"We haven't cured HIV, but [this] gives us hope that it's going to be feasible one day to eliminate the virus", she said.

"By achieving remission in a second patient using a similar approach, we have shown that the Berlin patient was not an anomaly", said lead author Ravindra Gupta, a professor at the University of Cambridge, referring to the first known functional cure. CCR5 is known to be a co-receptor for HIV, so mutations in it can help people to become resistant to infection.

One such effort is the IAS Towards an HIV Cure initiative established in 2012 to promote and facilitate the search for a safe and affordable cure that can be scaled up.

The study will also be presented at an HIV conference in Seattle. Even if the CCR5 mutation wasn't extremely rare, you'd still have to match the immunological footprints of the donor and the patient to prevent the bone marrow from reacting badly to the recipient. The patient remained on anti-HIV drugs to prevent the virus from replicating for almost 1.5 years after the transplant; because HIV tends to hide in cells in a dormant phase and reactivate years later, Gupta wanted to be sure that as much of the virus as possible was destroyed with the drugs.

A second person has gone into remission from HIV after receiving a stem cell transplant, doctors have announced.

Both the first patient to be cured of H.I.V., Timothy Ray Brown, who is now 52 and was cured in 2007, and the new patient, whom scientists refer to as the "London patient", were afflicted with forms of cancer and were given bone-marrow transplants meant to treat their cancers, not the H.I.V virus, according to The New York Times.

Gupta, now at Cambridge University, treated the London patient when he was working at University College London.

'Riverdale' halts production following death of Luke Perry
Colin Hanks , Fargo actor and son of Tom Hanks, detailed a particularly impressive encounter with the Beverly Hills 90210 star.
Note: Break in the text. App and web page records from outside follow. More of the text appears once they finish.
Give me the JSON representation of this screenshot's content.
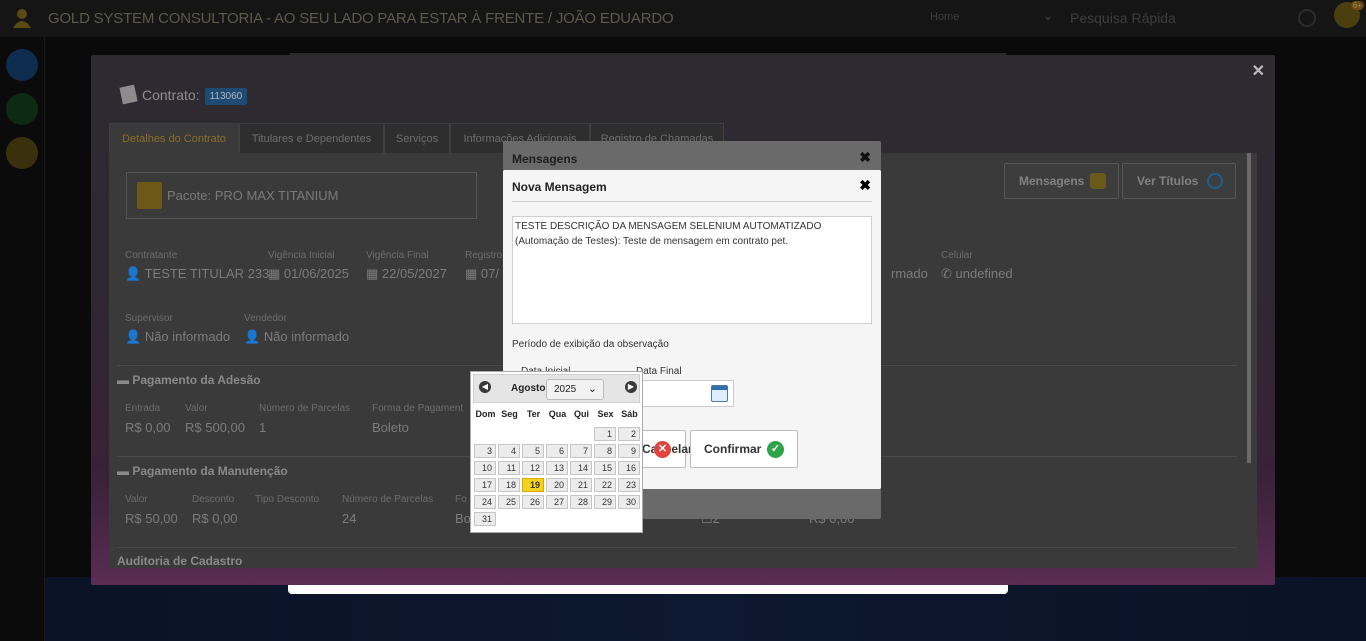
{
  "app": {
    "title": "GOLD SYSTEM CONSULTORIA - AO SEU LADO PARA ESTAR À FRENTE / JOÃO EDUARDO",
    "home_select": "Home",
    "quick_search_placeholder": "Pesquisa Rápida",
    "notif_count": "6+"
  },
  "contract": {
    "title": "Contrato:",
    "number": "113060",
    "tabs": [
      "Detalhes do Contrato",
      "Titulares e Dependentes",
      "Serviços",
      "Informações Adicionais",
      "Registro de Chamadas"
    ],
    "package": "Pacote: PRO MAX TITANIUM",
    "btn_mensagens": "Mensagens",
    "btn_ver_titulos": "Ver Títulos",
    "info": {
      "contratante_lbl": "Contratante",
      "contratante": "TESTE TITULAR 233",
      "vig_ini_lbl": "Vigência Inicial",
      "vig_ini": "01/06/2025",
      "vig_fin_lbl": "Vigência Final",
      "vig_fin": "22/05/2027",
      "registro_lbl": "Registro",
      "registro": "07/",
      "informado_frag": "rmado",
      "celular_lbl": "Celular",
      "celular": "undefined",
      "supervisor_lbl": "Supervisor",
      "supervisor": "Não informado",
      "vendedor_lbl": "Vendedor",
      "vendedor": "Não informado"
    },
    "adesao": {
      "title": "Pagamento da Adesão",
      "entrada_lbl": "Entrada",
      "entrada": "R$ 0,00",
      "valor_lbl": "Valor",
      "valor": "R$ 500,00",
      "parcelas_lbl": "Número de Parcelas",
      "parcelas": "1",
      "forma_lbl": "Forma de Pagament",
      "forma": "Boleto"
    },
    "manutencao": {
      "title": "Pagamento da Manutenção",
      "valor_lbl": "Valor",
      "valor": "R$ 50,00",
      "desconto_lbl": "Desconto",
      "desconto": "R$ 0,00",
      "tipo_lbl": "Tipo Desconto",
      "parcelas_lbl": "Número de Parcelas",
      "parcelas": "24",
      "fo_lbl": "Fo",
      "fo_val": "Bo",
      "extra1": "2",
      "extra2": "R$ 0,00"
    },
    "auditoria": "Auditoria de Cadastro"
  },
  "mensagens": {
    "title": "Mensagens"
  },
  "nova": {
    "title": "Nova Mensagem",
    "message": "TESTE DESCRIÇÃO DA MENSAGEM SELENIUM AUTOMATIZADO\n(Automação de Testes): Teste de mensagem em contrato pet.",
    "periodo": "Período de exibição da observação",
    "data_inicial": "Data Inicial",
    "data_final": "Data Final",
    "btn_cancel": "Cancelar",
    "btn_confirm": "Confirmar"
  },
  "datepicker": {
    "month": "Agosto",
    "year": "2025",
    "dow": [
      "Dom",
      "Seg",
      "Ter",
      "Qua",
      "Qui",
      "Sex",
      "Sáb"
    ],
    "first_weekday": 5,
    "days": [
      "1",
      "2",
      "3",
      "4",
      "5",
      "6",
      "7",
      "8",
      "9",
      "10",
      "11",
      "12",
      "13",
      "14",
      "15",
      "16",
      "17",
      "18",
      "19",
      "20",
      "21",
      "22",
      "23",
      "24",
      "25",
      "26",
      "27",
      "28",
      "29",
      "30",
      "31"
    ],
    "today": "19"
  }
}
Perry, who was born and raised in OH , was previously married to Sharp - with whom he had both children - from 1993 to 2003.

The study stated: "Firstly, the bone marrow transplant in both HIV cure cases were primarily used to treat cancers of the blood and were modified to enable a HIV cure". "Some of them are directly related to the Berlin patient and work with transplantation: for example, gene modification therapy".

Using bone marrow transplants to cure HIV in everyone who has the virus, though, remains impractical, expensive, and risky.

Gero Hütter, the German hematologist who treated Timothy Ray Brown, said: "By repeating the procedure in another patient, there is more evidence that the "Berlin patient" is not a sole exception".

Millions of people infected with HIV around the world keep the disease in check with so-called antiretroviral therapy (ARV), but the treatment does not rid patients of the virus.

Specialists said it was not yet clear whether the CCR5 resistance is the only key - or whether the graft-versus-host disease may have been just as important.

But a reservoir of cells carrying HIV can still remain in the body, in a resting state, for many years.

Brown, though, had undergone more severe treatment than the London patient and for a while researchers believed that his near-death experience was key to curing HIV.

Recommended News

We are pleased to provide this opportunity to share information, experiences and observations about what's in the news.
Some of the comments may be reprinted elsewhere in the site or in the newspaper.
Thank you for taking the time to offer your thoughts.